. . .Although I agree that the education Americans receive is not up to par with the rest of the world.
A two-part essay about what to do with the educational system to make America more industrious.
We are losing so many different battles on so many different fronts that it’s hard to keep track of all of the losses. We need to work on the fundamentals, the “Three R’s”, so to speak. But that’s not the entire problem, it’s only a piece of the pie. Fifty years ago, very few people went on to college after a high school education. In 2009 more than 70 percent of high school graduates went on to college. That tells me a lot, that the degree of education of Americans is much higher than it has ever been, but the quality is in the dumper?
First off the amount of education doesn’t matter, really. High schools around the country offer programs that help students get a few courses under their belts before they graduate, but only students who meet or exceed specific standards, I would have never been allowed to participate in any such program because my grades at secondary level were horrible. Read here that when I entered college I was a solid B+ student in most of my courses, and I didn’t really apply myself. What we need is better quality education instead of more education. Prepare them for the real world in high school, then if they don’t like the real world and they qualify for college, let them go.
I am the first to admit that I should have probably skipped college in favor of a trade school. There should be more training at the high school level for skilled trades. New York State offers this training at the high school level through BOCES (the Boards Of Cooperative Educational Services). Where students spend half of their school day attending regular classes and the other half learning a skilled trade such as: Allied Health, Automotive, Building Trades, Cosmetology, Culinary Arts, Electricity (Electrician)Personal Trainer (certified), I could go on but I will refer you to their website instead www.boces.org. Getting this training in secondary school does many things; it keeps the number of kids seeking a college education lower so there are more people in the workforce sooner increasing state revenues and productivity, it reduces the number of people who are immediately in debt upon graduation, it increases the number of individuals who purposely attend college to further the education they have already begun, creating a happier worker who has conscientiously chosen their field.
What I am getting at here is that we’re spending too much time on things that won’t advance a student’s education but will prepare them for college, when in reality not everyone should go to college. A percentage should learn through experience, a restaurant manager will learn better skills through training and application in the field, than by sitting in the classroom learning a formula to figure food cost.
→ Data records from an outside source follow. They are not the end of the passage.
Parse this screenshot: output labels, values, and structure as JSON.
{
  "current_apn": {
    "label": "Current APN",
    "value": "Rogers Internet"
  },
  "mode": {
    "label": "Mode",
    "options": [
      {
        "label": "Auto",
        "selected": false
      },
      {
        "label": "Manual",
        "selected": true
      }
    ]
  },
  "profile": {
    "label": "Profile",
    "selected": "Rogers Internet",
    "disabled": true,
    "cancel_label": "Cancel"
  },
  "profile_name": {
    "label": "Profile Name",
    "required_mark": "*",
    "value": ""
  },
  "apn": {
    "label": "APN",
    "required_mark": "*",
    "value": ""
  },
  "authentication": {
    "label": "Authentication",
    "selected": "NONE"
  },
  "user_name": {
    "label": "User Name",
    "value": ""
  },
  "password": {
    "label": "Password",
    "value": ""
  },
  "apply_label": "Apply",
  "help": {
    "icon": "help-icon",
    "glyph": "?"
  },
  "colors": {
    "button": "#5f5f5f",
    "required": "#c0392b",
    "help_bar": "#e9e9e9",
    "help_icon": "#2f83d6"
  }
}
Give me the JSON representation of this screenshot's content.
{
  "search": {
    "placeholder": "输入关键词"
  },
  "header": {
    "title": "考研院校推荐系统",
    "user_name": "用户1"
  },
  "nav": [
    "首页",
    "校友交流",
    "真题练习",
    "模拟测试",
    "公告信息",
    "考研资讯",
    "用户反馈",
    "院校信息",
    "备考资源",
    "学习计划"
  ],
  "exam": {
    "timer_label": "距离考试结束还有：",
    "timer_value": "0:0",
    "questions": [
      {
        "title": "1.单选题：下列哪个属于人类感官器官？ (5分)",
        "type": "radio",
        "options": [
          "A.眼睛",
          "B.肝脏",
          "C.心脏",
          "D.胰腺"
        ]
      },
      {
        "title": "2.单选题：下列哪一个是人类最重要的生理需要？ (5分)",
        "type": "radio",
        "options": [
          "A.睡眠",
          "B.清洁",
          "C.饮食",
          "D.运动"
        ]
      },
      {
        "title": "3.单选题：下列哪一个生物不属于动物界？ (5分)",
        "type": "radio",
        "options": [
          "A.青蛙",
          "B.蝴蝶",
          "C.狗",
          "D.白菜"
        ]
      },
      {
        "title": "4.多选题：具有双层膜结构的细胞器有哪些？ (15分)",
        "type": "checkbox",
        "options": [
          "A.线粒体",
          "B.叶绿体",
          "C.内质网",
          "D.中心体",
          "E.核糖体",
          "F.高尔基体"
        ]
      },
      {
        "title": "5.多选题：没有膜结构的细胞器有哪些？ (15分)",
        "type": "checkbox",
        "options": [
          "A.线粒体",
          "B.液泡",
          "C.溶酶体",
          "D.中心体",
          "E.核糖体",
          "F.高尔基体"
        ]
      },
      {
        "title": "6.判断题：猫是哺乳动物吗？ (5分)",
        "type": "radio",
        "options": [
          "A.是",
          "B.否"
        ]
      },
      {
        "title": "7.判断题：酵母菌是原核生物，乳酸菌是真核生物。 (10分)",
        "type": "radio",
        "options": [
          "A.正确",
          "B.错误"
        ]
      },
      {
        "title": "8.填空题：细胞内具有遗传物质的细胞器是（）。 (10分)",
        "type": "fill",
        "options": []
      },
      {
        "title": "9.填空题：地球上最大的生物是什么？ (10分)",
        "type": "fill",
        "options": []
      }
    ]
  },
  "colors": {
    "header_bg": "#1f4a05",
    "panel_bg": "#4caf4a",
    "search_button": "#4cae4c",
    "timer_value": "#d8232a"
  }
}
You might argue that students who don’t have access to programs like these can get them at a community college, but why when what they need to know they can learn at the high school level and skip the whole, “I have to work to pay rent/find money to go to school/find time to study while working full-time” conundrum. A student shouldn’t have to go into a college program to be an electrician, or a carpenter, or a baker, those things are best learned through experts in the trade, and the earlier the better.
So, it turns out that education is really important, I will admit this but do you really need to go to college to manage a retail store? Do you need to have a Master’s Degree to run a small business? How about to be an RN? You never needed to be in the past, why so now? College/University education should be left for those who really need the advanced education: Doctors, Nurses (above a certain level), Teachers (K-12), College Professors, Lawyers, Sociologists, Engineers, etc.
Even then the college education shouldn’t be entered into lightly. Students should wait a year or two before entering into a college environment, in Britain they call it the “gap year”, they will value their education more that way, and know just what they want to do (if they didn’t already), rather than drifting aimlessly into college hoping to figure it out along the way. Ending up with a useless liberal arts education and a crap job on the other side does nothing for the advancement of our country or society.
Next: It’s about Increasing Manufacturing In the U.S.A.